US tariffs are causing some types of Chinese imports to surge.
At the same time, there is an incentive to delay importing more solar panels until a scheduled reduction in the tariff on panels on February 7, 2019.
Requests by importers for exemptions from the US tariffs meet a very different reception depending on whether they are submitted to the US Department of Commerce or the Office of the US Trade Representative.
The United States is collecting a 25% tariff on a list of Chinese products that accounted last year for $50 billion in imports, and it is collecting a 10% tariff on another $200 billion worth of Chinese products. The 10% rate was scheduled to increase to 25% on January 1, but the increase has been delayed for 90 days to give US and Chinese negotiators more time to diffuse trade tensions. Trump is also threatening tariffs on all remaining Chinese goods. China exported $505 billion in goods last year to the United States.
Chinese exports to the United States have surged as companies rush to make shipments ahead of any further increase in tariff rates. Exports in October rose 15.6% in dollar terms compared to October 2017. Exports grew 13.2% in October compared to September this year and by another 10% in November. The threats to impose more tariffs is leading in the near term to a widening of the US trade deficit with China due to the surge in orders to buy goods before they become more expensive.
Meanwhile, solar developers considering importing solar panels may be wise to lock in prices today but wait until after February 7, 2019 to ship them past US Customs. The US is currently collecting a 30% import duty on all solar panels. The rate is scheduled to drop to 25% on February 7.

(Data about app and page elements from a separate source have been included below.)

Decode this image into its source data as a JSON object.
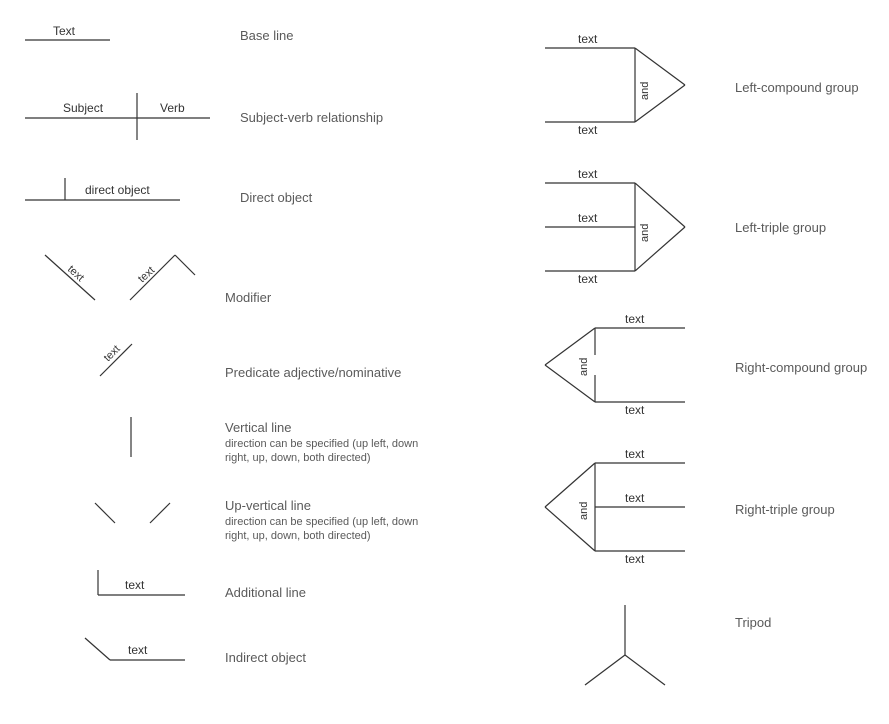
{
  "left": [
    {
      "name": "Base line",
      "svg": "baseline",
      "text1": "Text"
    },
    {
      "name": "Subject-verb relationship",
      "svg": "subjectverb",
      "text1": "Subject",
      "text2": "Verb"
    },
    {
      "name": "Direct object",
      "svg": "directobject",
      "text1": "direct object"
    },
    {
      "name": "Modifier",
      "svg": "modifier",
      "text1": "text",
      "text2": "text"
    },
    {
      "name": "Predicate adjective/nominative",
      "svg": "predicate",
      "text1": "text"
    },
    {
      "name": "Vertical line",
      "sub": "direction can be specified (up left, down right, up, down, both directed)",
      "svg": "vertical"
    },
    {
      "name": "Up-vertical line",
      "sub": "direction can be specified (up left, down right, up, down, both directed)",
      "svg": "upvertical"
    },
    {
      "name": "Additional line",
      "svg": "additional",
      "text1": "text"
    },
    {
      "name": "Indirect object",
      "svg": "indirect",
      "text1": "text"
    }
  ],
  "right": [
    {
      "name": "Left-compound group",
      "svg": "leftcompound",
      "text1": "text",
      "text2": "text",
      "conj": "and"
    },
    {
      "name": "Left-triple group",
      "svg": "lefttriple",
      "text1": "text",
      "text2": "text",
      "text3": "text",
      "conj": "and"
    },
    {
      "name": "Right-compound group",
      "svg": "rightcompound",
      "text1": "text",
      "text2": "text",
      "conj": "and"
    },
    {
      "name": "Right-triple group",
      "svg": "righttriple",
      "text1": "text",
      "text2": "text",
      "text3": "text",
      "conj": "and"
    },
    {
      "name": "Tripod",
      "svg": "tripod"
    }
  ]
}
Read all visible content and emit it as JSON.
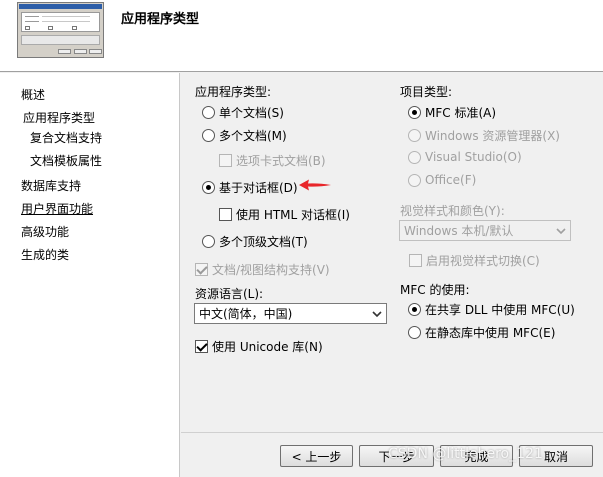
{
  "header": {
    "title": "应用程序类型"
  },
  "sidebar": {
    "items": [
      {
        "label": "概述"
      },
      {
        "label": "应用程序类型"
      },
      {
        "label": "复合文档支持"
      },
      {
        "label": "文档模板属性"
      },
      {
        "label": "数据库支持"
      },
      {
        "label": "用户界面功能"
      },
      {
        "label": "高级功能"
      },
      {
        "label": "生成的类"
      }
    ]
  },
  "app_type": {
    "label": "应用程序类型:",
    "options": [
      {
        "label": "单个文档(S)",
        "checked": false
      },
      {
        "label": "多个文档(M)",
        "checked": false
      },
      {
        "label": "选项卡式文档(B)",
        "checked": false,
        "disabled": true
      },
      {
        "label": "基于对话框(D)",
        "checked": true
      },
      {
        "label": "使用 HTML 对话框(I)",
        "checked": false
      },
      {
        "label": "多个顶级文档(T)",
        "checked": false
      },
      {
        "label": "文档/视图结构支持(V)",
        "checked": true,
        "disabled": true
      }
    ]
  },
  "resource_lang": {
    "label": "资源语言(L):",
    "value": "中文(简体，中国)"
  },
  "unicode": {
    "label": "使用 Unicode 库(N)",
    "checked": true
  },
  "project_type": {
    "label": "项目类型:",
    "options": [
      {
        "label": "MFC 标准(A)",
        "checked": true
      },
      {
        "label": "Windows 资源管理器(X)",
        "disabled": true
      },
      {
        "label": "Visual Studio(O)",
        "disabled": true
      },
      {
        "label": "Office(F)",
        "disabled": true
      }
    ]
  },
  "visual_style": {
    "label": "视觉样式和颜色(Y):",
    "value": "Windows 本机/默认",
    "toggle_label": "启用视觉样式切换(C)"
  },
  "mfc_use": {
    "label": "MFC 的使用:",
    "options": [
      {
        "label": "在共享 DLL 中使用 MFC(U)",
        "checked": true
      },
      {
        "label": "在静态库中使用 MFC(E)",
        "checked": false
      }
    ]
  },
  "buttons": {
    "prev": "< 上一步",
    "next": "下一步",
    "finish": "完成",
    "cancel": "取消"
  },
  "watermark": "CSDN @littlehero_121",
  "colors": {
    "accent_arrow": "#e8262a",
    "thumb_title": "#2d5ea8"
  }
}
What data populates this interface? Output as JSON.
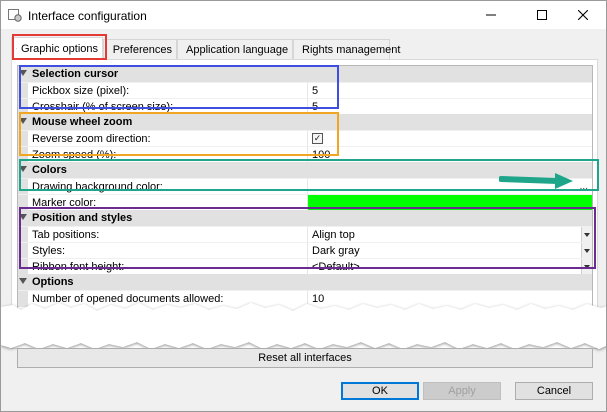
{
  "window": {
    "title": "Interface configuration"
  },
  "tabs": [
    {
      "label": "Graphic options",
      "active": true,
      "icon": "monitor-icon"
    },
    {
      "label": "Preferences",
      "active": false,
      "icon": "gears-icon"
    },
    {
      "label": "Application language",
      "active": false,
      "icon": "language-icon"
    },
    {
      "label": "Rights management",
      "active": false,
      "icon": "lock-icon"
    }
  ],
  "grid": {
    "selection_cursor": {
      "title": "Selection cursor",
      "pickbox_label": "Pickbox size (pixel):",
      "pickbox_value": "5",
      "crosshair_label": "Crosshair (% of screen size):",
      "crosshair_value": "5"
    },
    "mouse_wheel": {
      "title": "Mouse wheel zoom",
      "reverse_label": "Reverse zoom direction:",
      "reverse_checked": true,
      "check_glyph": "✓",
      "speed_label": "Zoom speed (%):",
      "speed_value": "100"
    },
    "colors": {
      "title": "Colors",
      "background_label": "Drawing background color:",
      "background_button": "...",
      "marker_label": "Marker color:",
      "marker_color": "#00ff00"
    },
    "position_styles": {
      "title": "Position and styles",
      "tab_positions_label": "Tab positions:",
      "tab_positions_value": "Align top",
      "styles_label": "Styles:",
      "styles_value": "Dark gray",
      "ribbon_label": "Ribbon font height:",
      "ribbon_value": "<Default>"
    },
    "options": {
      "title": "Options",
      "opened_docs_label": "Number of opened documents allowed:",
      "opened_docs_value": "10"
    }
  },
  "buttons": {
    "reset": "Reset all interfaces",
    "ok": "OK",
    "apply": "Apply",
    "cancel": "Cancel"
  },
  "colors": {
    "highlight_red": "#e53935",
    "highlight_blue": "#3c4fe0",
    "highlight_orange": "#f0a622",
    "highlight_green": "#1fa58a",
    "highlight_purple": "#6a2c91",
    "arrow_teal": "#1fa58a"
  }
}
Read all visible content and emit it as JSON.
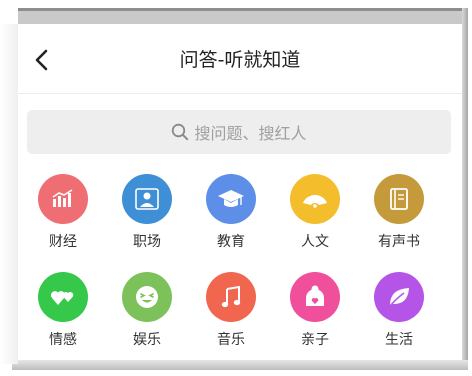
{
  "header": {
    "title": "问答-听就知道",
    "back_icon": "chevron-left-icon"
  },
  "search": {
    "placeholder": "搜问题、搜红人",
    "icon": "search-icon"
  },
  "categories": [
    {
      "label": "财经",
      "icon": "bar-chart-icon",
      "color": "#ee6e73"
    },
    {
      "label": "职场",
      "icon": "person-icon",
      "color": "#3e8fd5"
    },
    {
      "label": "教育",
      "icon": "graduation-cap-icon",
      "color": "#5d8ee8"
    },
    {
      "label": "人文",
      "icon": "folding-fan-icon",
      "color": "#f4bd2b"
    },
    {
      "label": "有声书",
      "icon": "book-icon",
      "color": "#c49a3b"
    },
    {
      "label": "情感",
      "icon": "hearts-icon",
      "color": "#35c84a"
    },
    {
      "label": "娱乐",
      "icon": "smiley-icon",
      "color": "#7dc15a"
    },
    {
      "label": "音乐",
      "icon": "music-note-icon",
      "color": "#f1664f"
    },
    {
      "label": "亲子",
      "icon": "parent-child-icon",
      "color": "#ef4f9b"
    },
    {
      "label": "生活",
      "icon": "leaf-icon",
      "color": "#b455e8"
    }
  ]
}
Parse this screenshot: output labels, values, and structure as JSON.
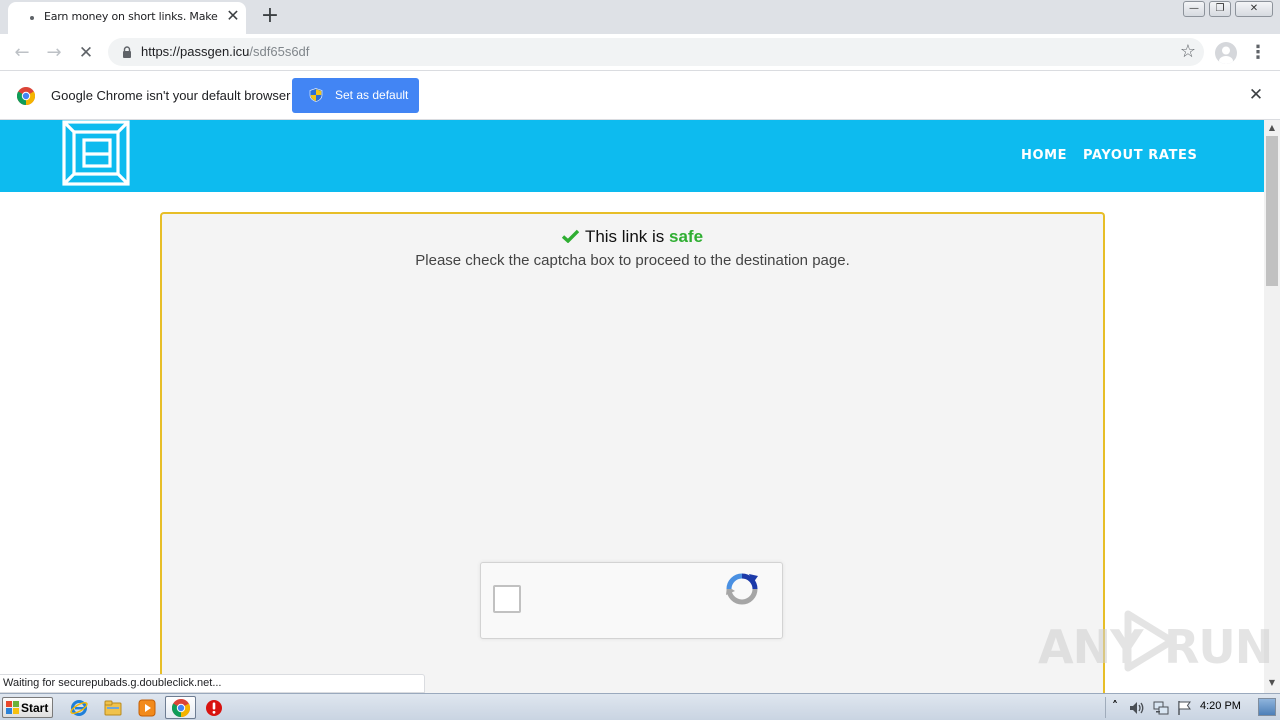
{
  "browser": {
    "tab": {
      "title": "Earn money on short links. Make sho",
      "close_glyph": "✕"
    },
    "new_tab_glyph": "+",
    "window_controls": {
      "minimize": "—",
      "restore": "❐",
      "close": "✕"
    },
    "toolbar": {
      "back_glyph": "←",
      "forward_glyph": "→",
      "stop_glyph": "✕",
      "star_glyph": "☆",
      "menu_glyph": "⋮"
    },
    "address_bar": {
      "host": "https://passgen.icu",
      "path": "/sdf65s6df"
    },
    "status_text": "Waiting for securepubads.g.doubleclick.net..."
  },
  "infobar": {
    "message": "Google Chrome isn't your default browser",
    "button_label": "Set as default",
    "close_glyph": "✕"
  },
  "site": {
    "nav": {
      "home": "HOME",
      "payout_rates": "PAYOUT RATES"
    },
    "notice": {
      "heading_prefix": "This link is ",
      "heading_safe_word": "safe",
      "instruction": "Please check the captcha box to proceed to the destination page."
    },
    "colors": {
      "header": "#0dbbef",
      "box_border": "#e7be27",
      "safe_green": "#2fae32"
    }
  },
  "scrollbar": {
    "up_glyph": "▲",
    "down_glyph": "▼"
  },
  "watermark": {
    "left": "ANY",
    "right": "RUN"
  },
  "taskbar": {
    "start_label": "Start",
    "tray_expand_glyph": "˄",
    "clock": "4:20 PM"
  }
}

Higher Chinese demand for solar panels may put upward pressure on panel prices next year. The CEOs of a Chinese solar panel manufacturer and of a Chinese polysilicon producer said on earnings calls in November that they understand from government sources that the government pullback last June on subsidies to install more solar capacity in China is temporary and there could be a large increase in the solar target when the next five-year economic plan is announced. Other analysts are more cautious. Any new solar policies could be announced before the Chinese New Year on February 5.
The Chinese government scaled back central government support on June 1 for new utility-scale solar projects and placed a low cap on distributed solar deployments. The government had already stopped issuing permits for new solar facilities in parts of the country where existing plants are sitting idle due to grid congestion.
Chinese demand was expected to fall to 30,000 to 35,000 megawatts in 2018 compared to 53,000 megawatts in 2017.
IHS Markit is now projecting 40,000 megawatts of Chinese solar installations this year. Bloomberg New Energy Finance expects China to account for 39% of global demand for panels this year. The Chinese market share was 54% in 2017 before the pullback.
US importers are much more likely to be granted waivers from US tariffs on steel and aluminum than on Chinese products.
The US Department of Commerce had processed 17,051 of the 38,000 requests filed for exemptions from steel tariffs through November 15 this year. It granted 12,616 and rejected 4,435 for a 74% success rate, according to Congressional Research Service figures. It had processed 972 of the 6,504 requests for exemptions from aluminum tariffs, granting 830 and denying 142 for an 85% success rate.
Commerce has only 100 employees and outside contractors sifting through the applications, which accounts for the slow processing time.
It tends to grant requests to which no domestic manufacturer objects.
The New York Times reported in late November that two companies accounted for a disproportionate share of the waivers. Greenfield Industries in South Carolina, which is owned by Top-Eastern Group in China, was granted 1,000 steel waivers. The company makes saw blades and other cutting tools. Mandel Metals, an aluminum distributor outside Chicago, was granted 443 waivers from the aluminum tariffs. Mandel Metals imports low-grade aluminum and cuts it to size for customers.
Requests for exemptions from the special tariffs imposed on Chinese products go to the Office of the US Trade Representative rather than the Commerce Department. That office has denied 1,300 requests and approved none, according to the Times. Bloomberg reports that the US Trade Representative has received 11,565 requests and denied almost 1,500 of them.
All of the requests were for waivers from US tariffs on the first $50 billion of Chinese products on which the Trump administration imposed tariffs in July and August. The deadline to apply for waivers from tariffs on the first $34 billion in Chinese products that have been subject to tariffs since July 6 expired on October 9. The deadline for the next $16 billion in Chinese products on which tariffs were imposed on August 24 expired on December 18.
It is not clear what an importer would have to prove to be granted a waiver.
The stinginess in granting waivers may reflect the US government desire to keep maximum pressure on China.
No process is in place yet to request exemptions for the additional $200 billion in products on which tariffs were imposed in September.
The process differs at the two agencies.
Commerce requires a separate request for each product and each importer. For example, a tariff waiver granted to company X to import steel type Y from Canada would not apply to other importers of the same product. The US Trade Representative considers requests by product, so that if a waiver were granted, it would apply to anyone importing the product.